**Activity**
Lines from the listing that hold the string "phone" are what you should return.

Available data section start

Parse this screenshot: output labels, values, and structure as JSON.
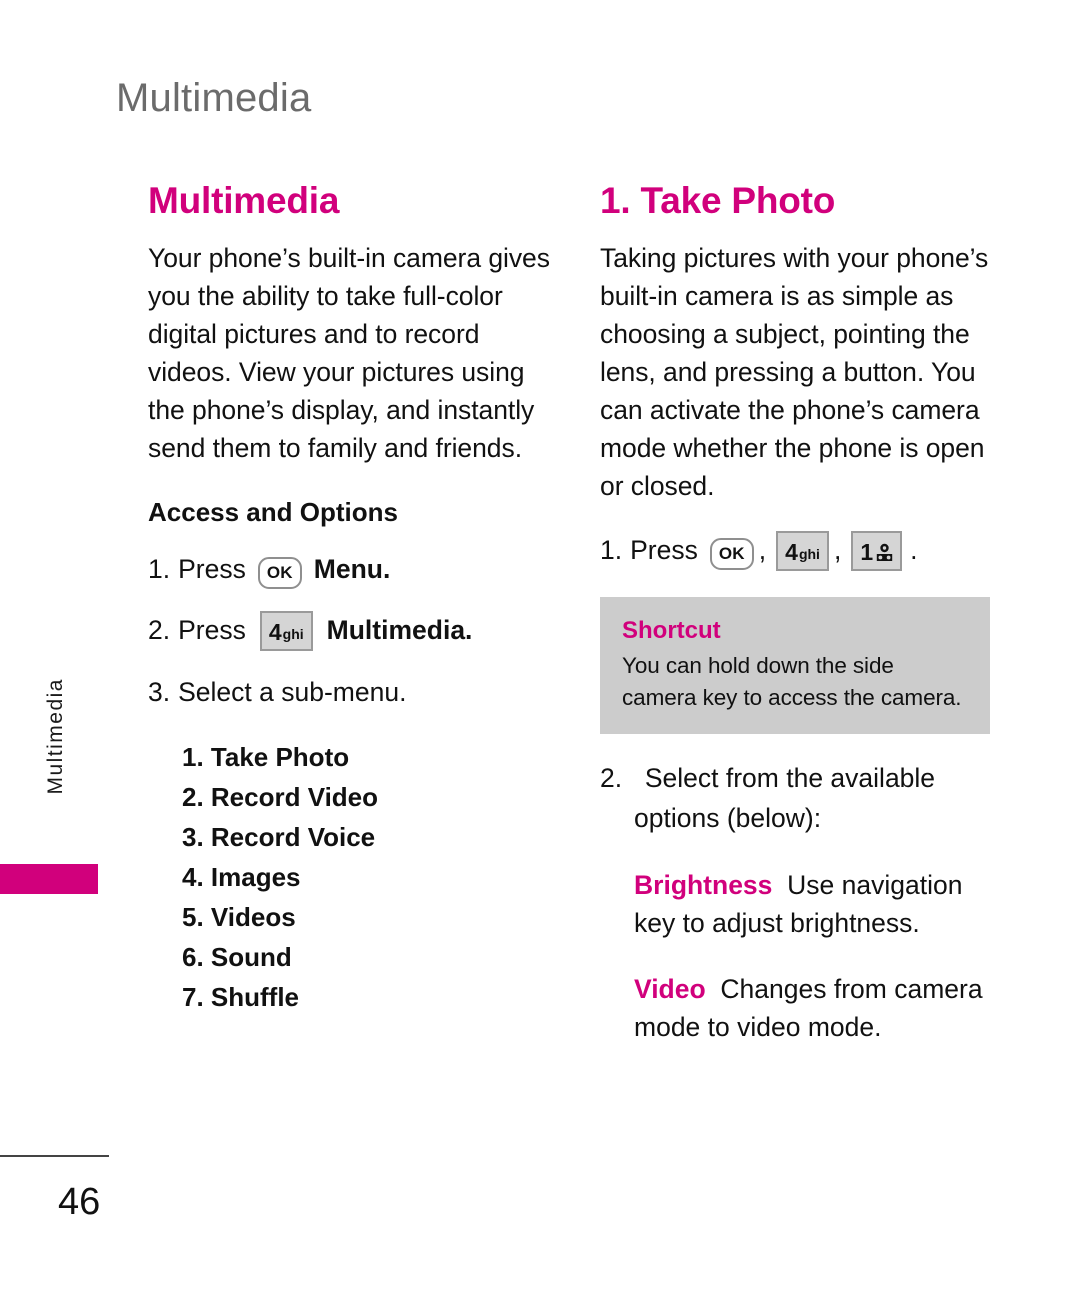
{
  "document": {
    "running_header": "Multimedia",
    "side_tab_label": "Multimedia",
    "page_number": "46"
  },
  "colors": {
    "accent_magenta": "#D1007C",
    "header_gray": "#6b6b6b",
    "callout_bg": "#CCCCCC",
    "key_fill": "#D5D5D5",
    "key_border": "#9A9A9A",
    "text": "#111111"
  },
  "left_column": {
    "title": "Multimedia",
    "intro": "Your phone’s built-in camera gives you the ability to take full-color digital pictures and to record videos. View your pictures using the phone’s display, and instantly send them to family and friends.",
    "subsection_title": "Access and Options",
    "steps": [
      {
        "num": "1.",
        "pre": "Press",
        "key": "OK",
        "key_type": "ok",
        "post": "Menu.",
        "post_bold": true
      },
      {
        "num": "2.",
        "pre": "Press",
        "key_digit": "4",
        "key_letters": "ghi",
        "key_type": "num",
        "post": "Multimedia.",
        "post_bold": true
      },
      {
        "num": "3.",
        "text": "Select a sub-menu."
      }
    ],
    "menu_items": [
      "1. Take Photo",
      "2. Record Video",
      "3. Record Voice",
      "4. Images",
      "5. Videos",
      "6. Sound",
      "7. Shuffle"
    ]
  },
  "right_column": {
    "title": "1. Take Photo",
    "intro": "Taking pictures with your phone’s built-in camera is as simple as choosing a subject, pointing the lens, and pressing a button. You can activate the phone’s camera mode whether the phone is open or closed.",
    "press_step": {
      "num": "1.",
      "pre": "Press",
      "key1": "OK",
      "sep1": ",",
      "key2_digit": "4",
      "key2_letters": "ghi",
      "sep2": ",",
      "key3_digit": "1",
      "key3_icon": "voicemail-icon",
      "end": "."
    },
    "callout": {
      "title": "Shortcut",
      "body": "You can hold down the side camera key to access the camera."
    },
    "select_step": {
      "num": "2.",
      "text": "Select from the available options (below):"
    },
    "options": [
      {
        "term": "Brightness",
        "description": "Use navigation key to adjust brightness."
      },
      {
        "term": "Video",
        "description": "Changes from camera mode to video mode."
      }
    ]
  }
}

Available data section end

**Task result**
    "intro": "Your phone’s built-in camera gives you the ability to take full-color digital pictures and to record videos. View your pictures using the phone’s display, and instantly send them to family and friends.",
    "intro": "Taking pictures with your phone’s built-in camera is as simple as choosing a subject, pointing the lens, and pressing a button. You can activate the phone’s camera mode whether the phone is open or closed.",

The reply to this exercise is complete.